__Input data__.
◆ ◆ ◆ ◆ ◆ ◆ ◆
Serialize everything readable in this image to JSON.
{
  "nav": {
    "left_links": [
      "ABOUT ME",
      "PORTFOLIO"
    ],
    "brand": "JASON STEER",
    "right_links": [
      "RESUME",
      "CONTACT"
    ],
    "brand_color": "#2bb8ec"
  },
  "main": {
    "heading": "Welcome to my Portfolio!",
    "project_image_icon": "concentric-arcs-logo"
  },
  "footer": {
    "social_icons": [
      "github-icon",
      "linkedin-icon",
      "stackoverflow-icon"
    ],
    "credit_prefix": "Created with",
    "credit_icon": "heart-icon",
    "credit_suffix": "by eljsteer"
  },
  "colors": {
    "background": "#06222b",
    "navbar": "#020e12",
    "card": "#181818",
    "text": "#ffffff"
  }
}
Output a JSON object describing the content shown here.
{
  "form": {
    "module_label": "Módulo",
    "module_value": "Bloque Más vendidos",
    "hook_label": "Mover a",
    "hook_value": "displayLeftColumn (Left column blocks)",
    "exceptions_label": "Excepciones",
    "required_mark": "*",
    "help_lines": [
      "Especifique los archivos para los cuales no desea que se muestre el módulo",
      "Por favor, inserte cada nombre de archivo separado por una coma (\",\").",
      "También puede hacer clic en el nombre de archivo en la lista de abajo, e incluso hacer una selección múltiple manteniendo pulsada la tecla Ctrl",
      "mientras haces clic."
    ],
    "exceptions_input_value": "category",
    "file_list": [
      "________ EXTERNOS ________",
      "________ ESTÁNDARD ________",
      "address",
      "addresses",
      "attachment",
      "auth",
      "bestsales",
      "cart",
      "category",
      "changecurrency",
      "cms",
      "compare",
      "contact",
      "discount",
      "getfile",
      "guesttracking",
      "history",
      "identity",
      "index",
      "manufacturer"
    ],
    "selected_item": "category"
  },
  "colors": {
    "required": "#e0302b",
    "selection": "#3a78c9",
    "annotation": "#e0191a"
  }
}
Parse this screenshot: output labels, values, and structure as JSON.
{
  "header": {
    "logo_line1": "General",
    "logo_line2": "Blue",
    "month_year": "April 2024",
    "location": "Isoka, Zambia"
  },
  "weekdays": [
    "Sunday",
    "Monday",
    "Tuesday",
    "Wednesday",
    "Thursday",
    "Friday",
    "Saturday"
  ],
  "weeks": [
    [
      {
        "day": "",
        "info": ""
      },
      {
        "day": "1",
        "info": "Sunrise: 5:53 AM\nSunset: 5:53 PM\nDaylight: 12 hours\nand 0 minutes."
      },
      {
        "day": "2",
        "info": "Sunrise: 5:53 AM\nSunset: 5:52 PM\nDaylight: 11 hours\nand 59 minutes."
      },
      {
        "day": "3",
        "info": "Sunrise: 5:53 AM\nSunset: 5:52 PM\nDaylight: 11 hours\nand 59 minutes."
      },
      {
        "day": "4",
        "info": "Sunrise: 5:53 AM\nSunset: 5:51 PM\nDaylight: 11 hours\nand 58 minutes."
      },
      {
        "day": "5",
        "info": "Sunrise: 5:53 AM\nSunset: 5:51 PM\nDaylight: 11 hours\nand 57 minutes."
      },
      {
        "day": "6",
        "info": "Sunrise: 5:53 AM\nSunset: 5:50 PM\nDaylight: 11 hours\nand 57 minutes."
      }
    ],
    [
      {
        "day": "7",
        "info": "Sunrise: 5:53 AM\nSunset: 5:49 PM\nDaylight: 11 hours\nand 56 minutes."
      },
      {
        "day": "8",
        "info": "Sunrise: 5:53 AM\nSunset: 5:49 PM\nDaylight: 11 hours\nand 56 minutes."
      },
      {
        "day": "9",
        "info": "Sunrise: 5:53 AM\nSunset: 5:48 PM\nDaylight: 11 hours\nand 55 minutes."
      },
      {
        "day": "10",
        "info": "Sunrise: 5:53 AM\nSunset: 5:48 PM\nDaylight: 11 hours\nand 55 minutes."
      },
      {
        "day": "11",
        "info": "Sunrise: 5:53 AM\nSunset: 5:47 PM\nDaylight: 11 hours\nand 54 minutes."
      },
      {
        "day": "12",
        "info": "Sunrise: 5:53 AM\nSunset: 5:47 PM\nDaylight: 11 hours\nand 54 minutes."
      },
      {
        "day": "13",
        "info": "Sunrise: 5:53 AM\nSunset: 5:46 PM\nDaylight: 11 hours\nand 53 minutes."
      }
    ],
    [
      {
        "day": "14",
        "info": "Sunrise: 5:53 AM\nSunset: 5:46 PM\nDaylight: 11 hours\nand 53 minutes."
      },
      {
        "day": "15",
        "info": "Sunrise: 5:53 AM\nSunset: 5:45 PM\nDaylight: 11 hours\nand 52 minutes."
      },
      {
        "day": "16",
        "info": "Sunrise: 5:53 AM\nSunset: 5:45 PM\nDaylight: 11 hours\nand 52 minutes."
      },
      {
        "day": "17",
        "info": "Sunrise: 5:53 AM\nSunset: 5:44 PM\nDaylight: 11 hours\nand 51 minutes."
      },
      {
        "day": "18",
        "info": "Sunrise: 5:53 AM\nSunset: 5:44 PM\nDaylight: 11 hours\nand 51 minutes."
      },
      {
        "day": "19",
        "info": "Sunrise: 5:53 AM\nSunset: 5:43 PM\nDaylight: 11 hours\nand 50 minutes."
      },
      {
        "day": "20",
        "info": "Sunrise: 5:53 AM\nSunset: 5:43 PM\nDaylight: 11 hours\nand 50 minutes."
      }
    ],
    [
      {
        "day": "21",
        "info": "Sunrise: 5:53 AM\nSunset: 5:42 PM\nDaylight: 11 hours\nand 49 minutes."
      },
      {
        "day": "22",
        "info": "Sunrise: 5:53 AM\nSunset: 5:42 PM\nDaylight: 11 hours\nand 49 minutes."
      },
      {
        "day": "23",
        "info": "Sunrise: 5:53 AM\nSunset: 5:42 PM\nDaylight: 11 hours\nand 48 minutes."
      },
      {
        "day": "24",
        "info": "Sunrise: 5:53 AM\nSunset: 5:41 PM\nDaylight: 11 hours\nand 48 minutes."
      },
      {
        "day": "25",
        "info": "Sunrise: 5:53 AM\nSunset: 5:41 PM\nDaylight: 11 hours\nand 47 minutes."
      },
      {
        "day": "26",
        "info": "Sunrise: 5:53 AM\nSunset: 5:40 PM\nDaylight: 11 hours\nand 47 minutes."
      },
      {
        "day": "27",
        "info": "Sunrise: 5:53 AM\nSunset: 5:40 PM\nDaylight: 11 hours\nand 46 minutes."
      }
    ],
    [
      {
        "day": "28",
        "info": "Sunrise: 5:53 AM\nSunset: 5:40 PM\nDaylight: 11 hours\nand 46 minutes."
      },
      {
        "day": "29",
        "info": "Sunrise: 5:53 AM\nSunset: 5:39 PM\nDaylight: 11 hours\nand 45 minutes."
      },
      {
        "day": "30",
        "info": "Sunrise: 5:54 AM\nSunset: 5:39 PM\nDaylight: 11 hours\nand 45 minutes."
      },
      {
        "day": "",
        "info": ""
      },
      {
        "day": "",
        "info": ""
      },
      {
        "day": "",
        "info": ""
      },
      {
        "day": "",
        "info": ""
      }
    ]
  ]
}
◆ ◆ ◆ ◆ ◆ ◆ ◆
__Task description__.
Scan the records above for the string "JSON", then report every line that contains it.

__Response below__.
Serialize everything readable in this image to JSON.
Output a JSON object describing the content shown here.
Parse this screenshot: output labels, values, and structure as JSON.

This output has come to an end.